We are a bit puzzled at why our online banking services are not as secure, at least in our opinion, as we think they should be.
We just finished configuring a new online account at Scotiabank that is based here in Canada.
This is their suggested online password recommendation:
And, one we have finished our sign-up process we see:
But, Scotiabank, if security is important then why are we not allowed to use a pass phrase _with_ special characters?
Not only that, why are the number fields already populated in the online sign-in page?
The “Online Security Guarantee” is kind of cute. :)
“We will fully reimburse you . . . provided that you have met your security responsibilities.”
Okay, so we click the Safe Computing Practices link to find out what our responsibilities are and:
We pretty much follow all of the above with the exception of number 2. We have encountered enough problems with Trusteer’s Rapport Security Software (one example we have blogged) that we will not be trusting any of our systems to their software.
Now, one plus on Scotiabank’s side is that their online portal’s password request actually _is_ case sensitive. We work with other banks that do not pay attention to case in the password field.
Now, obviously the above critique is based on _our_ experience working in I.T. and all of the good, bad, and ugly that we encounter in the way of security situations.
The reality is that the banks have a business decision to make when it comes to reaching the average user.
Thus, in the end we have a good understanding of the _why_ the banks are closer to the lowest common denominator when it comes to online “security”.

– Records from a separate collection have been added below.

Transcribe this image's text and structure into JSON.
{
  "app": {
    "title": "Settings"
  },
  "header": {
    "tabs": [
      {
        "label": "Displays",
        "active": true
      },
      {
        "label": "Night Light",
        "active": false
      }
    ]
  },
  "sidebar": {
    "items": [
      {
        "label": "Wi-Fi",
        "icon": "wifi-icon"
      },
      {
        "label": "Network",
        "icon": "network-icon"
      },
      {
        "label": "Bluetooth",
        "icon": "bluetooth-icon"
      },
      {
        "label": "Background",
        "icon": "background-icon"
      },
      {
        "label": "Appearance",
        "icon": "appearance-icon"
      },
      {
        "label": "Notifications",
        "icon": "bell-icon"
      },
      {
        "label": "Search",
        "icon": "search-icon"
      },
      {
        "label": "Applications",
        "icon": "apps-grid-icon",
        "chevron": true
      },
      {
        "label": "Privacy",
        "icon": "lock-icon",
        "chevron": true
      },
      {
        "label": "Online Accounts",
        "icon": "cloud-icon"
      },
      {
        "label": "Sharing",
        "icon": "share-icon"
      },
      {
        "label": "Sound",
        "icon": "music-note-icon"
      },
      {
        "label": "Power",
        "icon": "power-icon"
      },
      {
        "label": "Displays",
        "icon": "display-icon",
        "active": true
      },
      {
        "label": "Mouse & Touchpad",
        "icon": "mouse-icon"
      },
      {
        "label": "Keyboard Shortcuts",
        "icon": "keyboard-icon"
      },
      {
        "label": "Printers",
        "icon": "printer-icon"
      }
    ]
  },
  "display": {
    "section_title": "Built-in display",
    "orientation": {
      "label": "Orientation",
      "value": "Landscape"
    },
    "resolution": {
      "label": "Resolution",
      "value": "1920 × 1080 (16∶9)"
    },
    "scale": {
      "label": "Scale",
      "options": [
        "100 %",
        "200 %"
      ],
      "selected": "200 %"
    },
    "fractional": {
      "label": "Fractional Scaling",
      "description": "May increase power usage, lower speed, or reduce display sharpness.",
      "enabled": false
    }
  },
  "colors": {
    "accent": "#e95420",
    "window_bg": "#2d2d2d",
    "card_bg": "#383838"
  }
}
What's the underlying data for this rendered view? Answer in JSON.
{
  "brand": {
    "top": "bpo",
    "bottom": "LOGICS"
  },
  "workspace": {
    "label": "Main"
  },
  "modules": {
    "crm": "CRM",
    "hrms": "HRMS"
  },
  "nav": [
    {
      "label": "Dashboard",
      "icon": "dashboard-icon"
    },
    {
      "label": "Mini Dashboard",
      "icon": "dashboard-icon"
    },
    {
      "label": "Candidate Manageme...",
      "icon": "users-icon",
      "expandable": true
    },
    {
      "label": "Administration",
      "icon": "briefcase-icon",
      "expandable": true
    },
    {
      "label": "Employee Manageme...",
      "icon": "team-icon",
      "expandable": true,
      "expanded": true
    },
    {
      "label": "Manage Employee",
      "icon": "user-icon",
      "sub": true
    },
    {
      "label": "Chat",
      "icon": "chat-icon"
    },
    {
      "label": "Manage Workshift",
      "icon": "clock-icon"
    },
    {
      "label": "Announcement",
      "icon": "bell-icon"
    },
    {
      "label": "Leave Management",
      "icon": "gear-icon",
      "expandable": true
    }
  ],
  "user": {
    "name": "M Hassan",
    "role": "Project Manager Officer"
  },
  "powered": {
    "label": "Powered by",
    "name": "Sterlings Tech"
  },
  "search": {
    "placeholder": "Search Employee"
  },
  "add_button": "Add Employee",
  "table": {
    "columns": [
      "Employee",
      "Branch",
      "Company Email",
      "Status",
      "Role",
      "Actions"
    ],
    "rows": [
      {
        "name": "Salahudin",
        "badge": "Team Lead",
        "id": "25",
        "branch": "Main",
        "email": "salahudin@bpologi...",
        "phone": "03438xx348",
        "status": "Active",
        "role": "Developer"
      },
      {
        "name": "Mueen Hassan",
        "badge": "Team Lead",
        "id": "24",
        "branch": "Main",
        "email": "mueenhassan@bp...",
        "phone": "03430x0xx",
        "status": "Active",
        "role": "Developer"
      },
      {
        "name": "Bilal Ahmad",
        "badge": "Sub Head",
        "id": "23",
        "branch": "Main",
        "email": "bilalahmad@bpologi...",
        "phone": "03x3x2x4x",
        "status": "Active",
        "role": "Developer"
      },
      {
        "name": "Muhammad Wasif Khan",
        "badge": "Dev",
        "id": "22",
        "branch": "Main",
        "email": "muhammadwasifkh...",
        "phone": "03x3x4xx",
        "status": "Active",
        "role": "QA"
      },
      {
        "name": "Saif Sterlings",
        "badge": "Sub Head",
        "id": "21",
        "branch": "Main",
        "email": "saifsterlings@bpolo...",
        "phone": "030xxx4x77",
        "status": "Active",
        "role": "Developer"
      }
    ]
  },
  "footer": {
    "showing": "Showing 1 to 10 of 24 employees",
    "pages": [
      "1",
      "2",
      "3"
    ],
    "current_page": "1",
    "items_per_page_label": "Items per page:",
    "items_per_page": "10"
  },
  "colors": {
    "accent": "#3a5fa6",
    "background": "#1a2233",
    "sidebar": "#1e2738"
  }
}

Microsoft Small Business Specialists
Co-Author: SBS 2008 Blueprint Book